At the end of the maneuver, the plane is usually going just above the stall speed. The point is as much the tight turn as the rise. As a maneuver, most countries require being able to pull this off to get a commercial flight certificate.

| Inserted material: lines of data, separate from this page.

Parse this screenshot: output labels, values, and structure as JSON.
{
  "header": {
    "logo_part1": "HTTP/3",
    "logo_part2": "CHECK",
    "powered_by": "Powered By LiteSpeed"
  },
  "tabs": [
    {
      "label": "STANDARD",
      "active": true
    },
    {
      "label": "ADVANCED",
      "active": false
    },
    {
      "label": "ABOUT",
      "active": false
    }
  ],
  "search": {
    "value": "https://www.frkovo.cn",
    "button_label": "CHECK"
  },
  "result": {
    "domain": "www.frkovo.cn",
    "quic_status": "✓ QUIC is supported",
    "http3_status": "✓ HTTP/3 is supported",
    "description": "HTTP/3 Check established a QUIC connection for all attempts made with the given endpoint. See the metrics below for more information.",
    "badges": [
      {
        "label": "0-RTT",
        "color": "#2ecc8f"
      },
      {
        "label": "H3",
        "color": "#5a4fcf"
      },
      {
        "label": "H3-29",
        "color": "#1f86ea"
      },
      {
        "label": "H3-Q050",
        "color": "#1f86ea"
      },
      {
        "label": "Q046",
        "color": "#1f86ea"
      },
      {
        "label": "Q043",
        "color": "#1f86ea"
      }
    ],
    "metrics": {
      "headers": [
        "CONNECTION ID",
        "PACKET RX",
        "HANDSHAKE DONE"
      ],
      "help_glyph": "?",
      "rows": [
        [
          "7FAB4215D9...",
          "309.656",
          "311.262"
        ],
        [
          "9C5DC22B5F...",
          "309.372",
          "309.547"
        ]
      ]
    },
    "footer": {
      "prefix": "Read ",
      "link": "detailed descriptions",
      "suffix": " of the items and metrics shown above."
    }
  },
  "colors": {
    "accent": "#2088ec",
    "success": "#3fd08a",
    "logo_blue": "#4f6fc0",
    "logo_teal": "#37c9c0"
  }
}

Adopted in 1918 from French (specifically, the fighter pilots), where it literally means candle (from Latin, root meaning to shine), from the full phrase monter en chandelle, idiomatically meaning climb up vertically, looking at the straight vertical shape of the candle.
She used too much rudder in her chandelle and failed her test.